As you may know, we are currently celebrating the sesquicentennial of the Civil War. This event lasts from April 12, 2011 until April 9, 2015 and commemorates the four years the nation was at war. Hundreds of organizations throughout the country are looking to their histories and their collections to find a personal connection with the war — Des Moines University included.
The history of osteopathic medicine has a direct connection with the Civil War–founder Andrew Taylor Still was inspired (in part) to change the face of medicine after experiencing the shortcomings of Civil War medicine on the battlefield. The result, of course, was the discovery and development of osteopathic medicine.
But at Des Moines University, the direct Civil War connections aren’t as obvious. Founded in 1898, DMU’s faculty and students were (for the most part) too young to have served in the War. However, one of the College’s founders, Col. Arthur Latham Conger, was an instrumental figure in the Union Army. He is featured in the current issue of the DMU Magazine; read a brief article about him here.
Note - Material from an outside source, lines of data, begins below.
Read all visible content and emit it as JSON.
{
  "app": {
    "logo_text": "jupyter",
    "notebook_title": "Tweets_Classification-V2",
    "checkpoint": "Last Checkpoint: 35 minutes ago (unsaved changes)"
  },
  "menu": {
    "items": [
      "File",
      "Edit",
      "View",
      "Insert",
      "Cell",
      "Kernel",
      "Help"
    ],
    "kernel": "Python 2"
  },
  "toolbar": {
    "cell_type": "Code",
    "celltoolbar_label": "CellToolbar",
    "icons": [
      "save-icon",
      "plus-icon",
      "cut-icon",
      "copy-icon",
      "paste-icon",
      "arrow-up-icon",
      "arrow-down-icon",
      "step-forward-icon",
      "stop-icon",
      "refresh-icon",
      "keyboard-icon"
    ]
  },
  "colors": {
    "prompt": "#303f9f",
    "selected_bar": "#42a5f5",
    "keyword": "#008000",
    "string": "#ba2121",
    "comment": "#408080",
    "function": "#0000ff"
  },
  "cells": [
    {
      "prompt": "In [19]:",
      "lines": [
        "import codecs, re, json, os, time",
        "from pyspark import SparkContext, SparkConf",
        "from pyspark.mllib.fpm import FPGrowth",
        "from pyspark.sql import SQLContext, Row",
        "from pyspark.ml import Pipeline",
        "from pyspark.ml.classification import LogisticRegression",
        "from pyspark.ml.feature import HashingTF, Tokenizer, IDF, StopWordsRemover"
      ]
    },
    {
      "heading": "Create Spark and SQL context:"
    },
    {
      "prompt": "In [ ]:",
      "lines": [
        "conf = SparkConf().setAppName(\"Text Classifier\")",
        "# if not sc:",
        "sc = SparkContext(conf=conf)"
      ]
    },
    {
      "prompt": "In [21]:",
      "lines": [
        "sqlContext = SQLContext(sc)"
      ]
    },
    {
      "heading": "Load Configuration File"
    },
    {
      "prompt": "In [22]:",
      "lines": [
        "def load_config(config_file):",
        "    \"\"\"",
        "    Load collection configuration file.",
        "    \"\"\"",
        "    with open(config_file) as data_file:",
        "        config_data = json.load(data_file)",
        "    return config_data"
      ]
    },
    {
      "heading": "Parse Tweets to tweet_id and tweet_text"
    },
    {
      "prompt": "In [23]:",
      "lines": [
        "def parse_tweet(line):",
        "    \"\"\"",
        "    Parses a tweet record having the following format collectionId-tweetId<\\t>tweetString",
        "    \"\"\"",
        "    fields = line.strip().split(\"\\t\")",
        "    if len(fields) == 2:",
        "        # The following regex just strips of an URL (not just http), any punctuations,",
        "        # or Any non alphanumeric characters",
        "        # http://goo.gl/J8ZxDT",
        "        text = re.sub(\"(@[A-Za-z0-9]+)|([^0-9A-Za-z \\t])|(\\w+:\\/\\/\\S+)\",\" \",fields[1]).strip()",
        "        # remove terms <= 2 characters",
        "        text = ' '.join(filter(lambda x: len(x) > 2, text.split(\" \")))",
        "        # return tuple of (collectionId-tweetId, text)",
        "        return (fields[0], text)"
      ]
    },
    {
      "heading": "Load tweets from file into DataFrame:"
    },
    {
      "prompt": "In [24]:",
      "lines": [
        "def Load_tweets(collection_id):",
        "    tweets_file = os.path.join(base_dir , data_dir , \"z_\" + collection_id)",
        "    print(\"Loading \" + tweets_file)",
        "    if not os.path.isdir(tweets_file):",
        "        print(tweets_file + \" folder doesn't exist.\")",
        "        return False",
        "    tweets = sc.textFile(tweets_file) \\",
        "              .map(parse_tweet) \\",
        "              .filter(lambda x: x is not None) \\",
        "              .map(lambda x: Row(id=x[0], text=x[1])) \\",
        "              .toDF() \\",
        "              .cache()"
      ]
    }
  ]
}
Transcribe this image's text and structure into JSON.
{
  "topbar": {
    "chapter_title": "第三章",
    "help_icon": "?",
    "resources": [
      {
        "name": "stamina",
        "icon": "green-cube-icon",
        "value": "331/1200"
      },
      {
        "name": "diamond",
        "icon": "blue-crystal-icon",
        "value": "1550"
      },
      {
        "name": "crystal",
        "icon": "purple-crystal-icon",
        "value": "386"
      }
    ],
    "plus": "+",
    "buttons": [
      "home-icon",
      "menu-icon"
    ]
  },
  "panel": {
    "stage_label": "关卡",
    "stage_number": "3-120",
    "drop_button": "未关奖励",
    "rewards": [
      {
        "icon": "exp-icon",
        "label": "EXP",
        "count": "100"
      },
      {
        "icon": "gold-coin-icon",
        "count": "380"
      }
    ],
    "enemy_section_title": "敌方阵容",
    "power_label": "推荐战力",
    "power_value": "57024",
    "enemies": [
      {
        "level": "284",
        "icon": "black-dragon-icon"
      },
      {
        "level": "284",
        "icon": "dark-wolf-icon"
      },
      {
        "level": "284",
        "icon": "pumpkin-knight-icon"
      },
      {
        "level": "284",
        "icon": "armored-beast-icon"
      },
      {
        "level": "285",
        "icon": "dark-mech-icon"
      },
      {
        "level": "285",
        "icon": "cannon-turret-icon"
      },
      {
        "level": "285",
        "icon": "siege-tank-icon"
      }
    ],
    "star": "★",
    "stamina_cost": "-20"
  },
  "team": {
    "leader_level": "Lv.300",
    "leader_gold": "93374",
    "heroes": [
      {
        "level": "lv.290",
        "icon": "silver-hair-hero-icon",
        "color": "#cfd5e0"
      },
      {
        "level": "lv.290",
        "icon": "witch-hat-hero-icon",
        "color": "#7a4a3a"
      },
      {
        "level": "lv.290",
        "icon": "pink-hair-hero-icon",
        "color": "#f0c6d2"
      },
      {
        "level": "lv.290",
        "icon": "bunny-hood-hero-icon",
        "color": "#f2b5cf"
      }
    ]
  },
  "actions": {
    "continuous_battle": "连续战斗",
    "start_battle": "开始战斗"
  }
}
Even though 150 years have passed, Civil War enthusiasts abound. Two such persons are on DMU’s faculty, and were kind enough to loan some amazing Civil War era medical implements to the Archives. And, of course, the DMU Magazine featured them as well.